In that same Pentecost moment the record says they were in one place and on one accord. The empowered church is a church of one agenda. The response we seek, however, moves beyond power to peace. The church was born in fire and persecution. So shall it ever be. We must summon the spiritual power which is ours to form new alliances and join new constituencies to bring about justice for all God’s children. From our holy fires comes a moment of great opportunity to give vocal and visible opposition not only to church burning but to the possible dissolution of her dream of justice and freedom for all. When there is one agenda, an agenda that centers on one Christ, one Lord, one Faith, and one Baptism the church regains the power which once she had known.
Jesus said “set the church on fire” because fire has the power to Consume. Whenever fire breaks out it’s hard to keep it in one place. It’s contagious. Those men and women who composed the first church found themselves going everywhere telling others about the name of Jesus. They told it because they had to tell it. The more they told it the more they had to tell it. Strangely enough, the more they were consumed by this fire…this Holy Ghost fire…the more they discovered that their own difficulties disappeared. Those who were disciples discovered that the more they found themselves on fire for God, their individual goals disintegrated.
The doubts and fears of Thomas disappeared.
The radical militancy of James and John was tamed.

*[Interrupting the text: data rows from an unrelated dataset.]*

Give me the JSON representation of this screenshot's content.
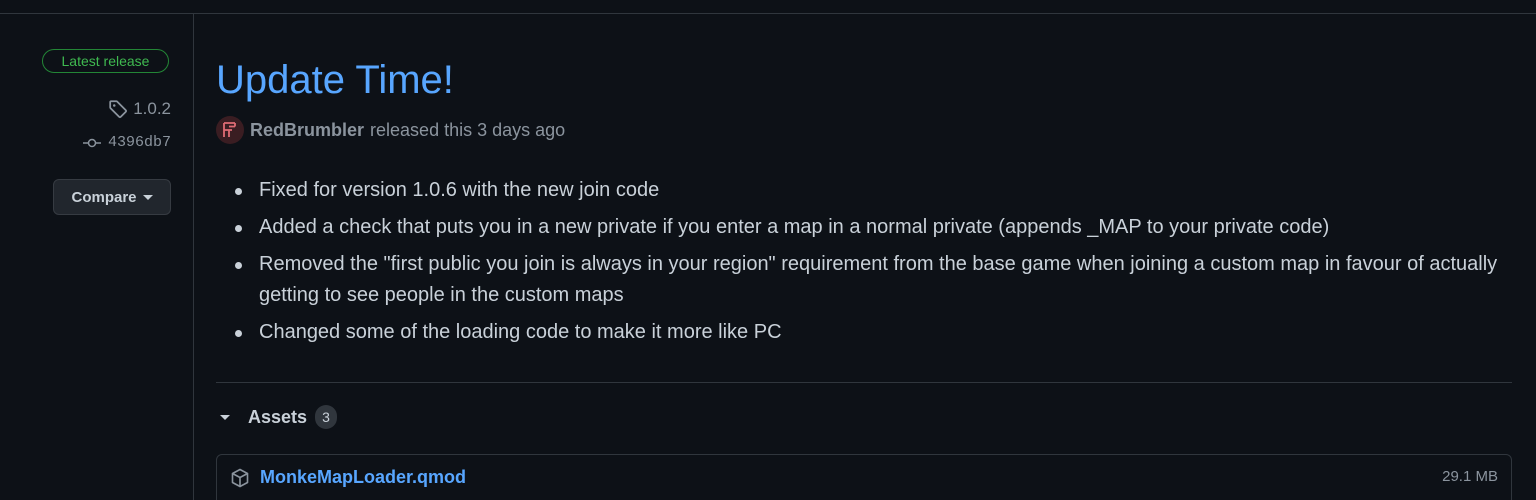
{
  "sidebar": {
    "badge": "Latest release",
    "tag": "1.0.2",
    "commit": "4396db7",
    "compare_label": "Compare"
  },
  "release": {
    "title": "Update Time!",
    "author": "RedBrumbler",
    "released_text": "released this 3 days ago",
    "notes": [
      "Fixed for version 1.0.6 with the new join code",
      "Added a check that puts you in a new private if you enter a map in a normal private (appends _MAP to your private code)",
      "Removed the \"first public you join is always in your region\" requirement from the base game when joining a custom map in favour of actually getting to see people in the custom maps",
      "Changed some of the loading code to make it more like PC"
    ]
  },
  "assets": {
    "title": "Assets",
    "count": "3",
    "items": [
      {
        "name": "MonkeMapLoader.qmod",
        "size": "29.1 MB"
      }
    ]
  },
  "colors": {
    "background": "#0d1117",
    "link": "#58a6ff",
    "badge_green": "#3fb950",
    "muted": "#8b949e"
  },
  "icons": {
    "tag": "tag-icon",
    "commit": "git-commit-icon",
    "package": "package-icon",
    "avatar": "avatar"
  }
}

The impetuous and irrational behavior of Peter was Drought under control.
They discovered that the only thing they were concerned about was Christ. No matter what fire you are experiencing, if you take your eyes off yourself and place your eyes on Jesus, what you thought was your problem will become your possibility, what you thought was your stumbling block will become your stepping stone, what you thought was your defeat will become your victory.

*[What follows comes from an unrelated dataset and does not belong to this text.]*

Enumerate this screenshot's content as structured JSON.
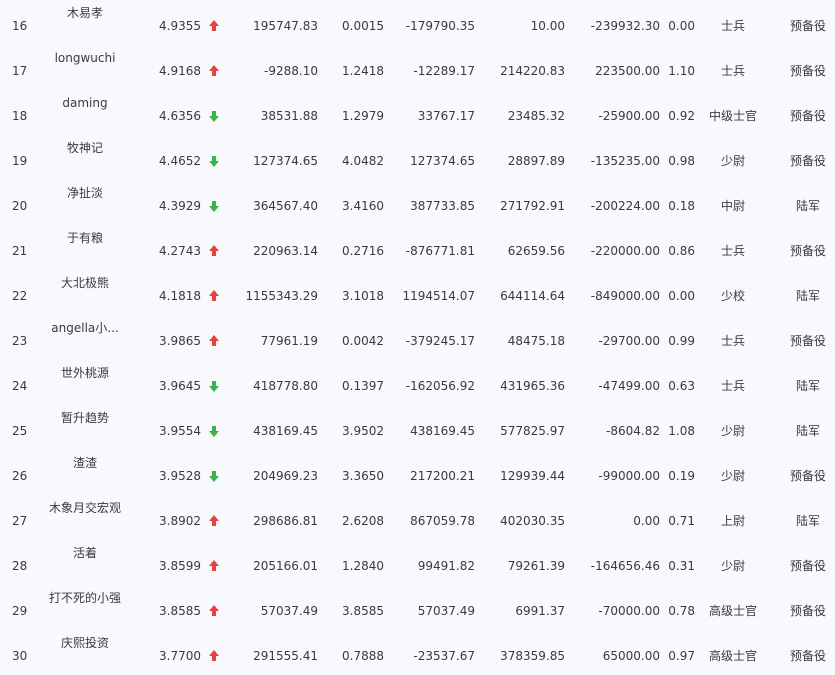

This fire will consume you with Jesus. And that’s the way I want it. I want, in the words of Gardner Calvin Taylor, “more of Christ and less of me until there is all of Christ and none of me.”
Set the Church on fire!
Jesus said set the church on fire because it has the power to Control the Uncontrollable. In the church of my childhood they did not know anything about internal combustion, they didn’t know anything about consuming fire. They said that when they came together they felt something on the inside that made its way to the outside. They said they had a love that ran from “heart to heart and breast to breast.”
Every year the nation is seized by fires which break out in the great forests of the land. Whether caused by drought or carelessness the fires run rampant through acres of trees and land/very often bringing threat and harm to human life. I have noticed, however, where there is a fire that appears to be uncontrollable, a strange and unorthodox thing occurs. Firemen may try to drown the fire from ground level or try to extinguish it with chemicals flown in by special planes. But when the fire is uncontrollable they draw a circle around the fire, dig a trench and then set a fire in the trench so that when fire meets fire, the fire is brought under control. I am convinced today that there is power when fire meets fire. When my fire meets with your fire that which appears to be uncontrollable is brought under control.
We have a fire that can change the world.
We have a fire that can alter men and nations.
We have a fire that can replace truth with falsehood.
We have a fire that can warm these stony hearts of ours.
We have a fire that can give strength to the weak, hope to the hopeless, power to the powerless, and love to those who have no love. We have a fire that can change the world.
The more I think about Jesus the more I am drawn to the unorthodox nature of His ministry. In fact, whenever I think about Jesus and all He’s done for me, my soul cries Hallelujah!
“I am come to send fire on the earth, and what will I, if it be already kindled?”